its place in traditional herbal medicine. This herb is
safe for use for minor ailments in most healthy people.
Like most herb simples, the uses to which it is put are remarkably varied. The
English use it to make a delicious "spring" or "diet" drink for purifying the
blood. It is considered especially useful as a tonic for aiding recovery from
winter colds, fevers,
and diarrhea. Agrimony
contains tannin and a volatile essential oil.
As Agrimony also possesses an astringent action, it is
frequently used in alternative medicine as an herbal mouthwash and
gargle ingredient, and is applied externally in the form of a lotion to
minor sores and ulcers. Agrimony has also been recommended, as a strong
decoction, to cure sores, blemishes, and pimples.
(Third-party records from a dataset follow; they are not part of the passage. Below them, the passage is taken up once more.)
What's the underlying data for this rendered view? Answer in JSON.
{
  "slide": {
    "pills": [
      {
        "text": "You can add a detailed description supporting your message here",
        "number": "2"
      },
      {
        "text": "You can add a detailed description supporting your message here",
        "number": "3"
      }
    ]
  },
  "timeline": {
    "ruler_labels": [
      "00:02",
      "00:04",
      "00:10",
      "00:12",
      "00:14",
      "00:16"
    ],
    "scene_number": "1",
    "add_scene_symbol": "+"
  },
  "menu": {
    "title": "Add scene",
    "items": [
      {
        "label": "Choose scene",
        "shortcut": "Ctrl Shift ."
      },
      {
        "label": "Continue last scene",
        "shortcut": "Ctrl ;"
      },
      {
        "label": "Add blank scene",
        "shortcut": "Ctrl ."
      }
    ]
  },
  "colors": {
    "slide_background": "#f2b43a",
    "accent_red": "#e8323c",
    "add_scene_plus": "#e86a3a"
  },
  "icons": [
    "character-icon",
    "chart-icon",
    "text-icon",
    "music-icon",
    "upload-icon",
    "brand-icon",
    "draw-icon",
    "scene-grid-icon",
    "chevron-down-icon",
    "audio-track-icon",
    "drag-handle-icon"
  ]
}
Agrimony is called XIAN HE CAO in Chinese
herbal medicine and is used to stop bleeding.
- Dr. Michael Tierrra L.Ac., O.M.D., The
Way of Chinese Herbs
is an astringent herb, do not use if constipated. Do not use internally
during pregnancy without discussing with your obstetrician.
Habitat and Description
can be found growing extensively throughout Europe, Canada, and the
United States. A hardy perennial, its natural habitat is woods and
fields, but it takes to cultivation easily. Agrimonies have one to two
foot branchy stems covered with a fine, silky down and terminate in
spikes of yellow flowers. Both the flowers and the notched leaves give
off a faint characteristic lemony scent when crushed. After the flowers
fade they give place to tiny clinging "burrs" which will quickly adhere
to your clothing if you brush by an it plant in a hedgerow.
to grow Agrimony
growing, give Agrimony sun or partial sun and regular watering, a plant
from seed or propagate by root division in spring or fall. Gather the
herb in summer while the flowers are in bloom.